> **WHAT THE TASK REQUIRES**
Every line in the records below with the string "icon" is to be copied out.

Component data from apps and pages

━━━━━━━━━━━━━━━━

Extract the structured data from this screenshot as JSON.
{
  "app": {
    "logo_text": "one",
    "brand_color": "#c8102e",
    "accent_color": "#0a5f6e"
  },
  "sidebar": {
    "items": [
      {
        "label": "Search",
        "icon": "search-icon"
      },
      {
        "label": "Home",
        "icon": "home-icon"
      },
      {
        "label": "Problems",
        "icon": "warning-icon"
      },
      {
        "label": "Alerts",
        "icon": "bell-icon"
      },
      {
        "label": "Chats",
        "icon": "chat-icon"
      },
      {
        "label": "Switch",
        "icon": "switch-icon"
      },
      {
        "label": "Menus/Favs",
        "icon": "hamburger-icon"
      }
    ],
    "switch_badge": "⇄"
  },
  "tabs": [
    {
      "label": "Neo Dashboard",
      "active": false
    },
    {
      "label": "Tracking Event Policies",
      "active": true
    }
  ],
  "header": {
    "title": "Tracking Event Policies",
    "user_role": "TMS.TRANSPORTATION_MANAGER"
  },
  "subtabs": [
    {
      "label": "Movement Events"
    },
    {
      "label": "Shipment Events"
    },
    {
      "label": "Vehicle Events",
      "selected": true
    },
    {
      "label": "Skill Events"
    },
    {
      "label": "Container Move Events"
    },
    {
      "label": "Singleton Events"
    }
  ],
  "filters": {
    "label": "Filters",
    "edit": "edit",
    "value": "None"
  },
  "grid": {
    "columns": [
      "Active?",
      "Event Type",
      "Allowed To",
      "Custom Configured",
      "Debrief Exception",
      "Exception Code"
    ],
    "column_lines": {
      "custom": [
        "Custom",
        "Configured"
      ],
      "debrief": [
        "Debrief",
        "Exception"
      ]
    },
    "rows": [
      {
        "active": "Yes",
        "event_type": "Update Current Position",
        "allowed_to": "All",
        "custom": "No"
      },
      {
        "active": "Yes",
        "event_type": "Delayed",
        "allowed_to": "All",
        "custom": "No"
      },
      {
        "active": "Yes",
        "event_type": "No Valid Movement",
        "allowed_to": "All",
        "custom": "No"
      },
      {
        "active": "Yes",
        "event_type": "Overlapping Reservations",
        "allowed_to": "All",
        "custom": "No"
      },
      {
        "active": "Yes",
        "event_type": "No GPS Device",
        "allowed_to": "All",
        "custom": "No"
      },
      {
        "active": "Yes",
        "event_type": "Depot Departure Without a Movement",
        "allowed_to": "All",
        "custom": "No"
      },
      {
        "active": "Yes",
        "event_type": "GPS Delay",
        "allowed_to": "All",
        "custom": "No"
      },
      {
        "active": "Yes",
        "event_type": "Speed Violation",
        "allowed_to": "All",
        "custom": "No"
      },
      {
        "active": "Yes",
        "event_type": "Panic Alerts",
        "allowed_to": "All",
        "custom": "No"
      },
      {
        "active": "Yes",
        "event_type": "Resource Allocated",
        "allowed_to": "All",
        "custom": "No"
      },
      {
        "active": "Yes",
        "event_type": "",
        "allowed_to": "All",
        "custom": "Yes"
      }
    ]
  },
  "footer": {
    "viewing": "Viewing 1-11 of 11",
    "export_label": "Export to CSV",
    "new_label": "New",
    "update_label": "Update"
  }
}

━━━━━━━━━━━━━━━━

> **SOLUTION TO THE EXERCISE**
        "icon": "search-icon"
        "icon": "home-icon"
        "icon": "warning-icon"
        "icon": "bell-icon"
        "icon": "chat-icon"
        "icon": "switch-icon"
        "icon": "hamburger-icon"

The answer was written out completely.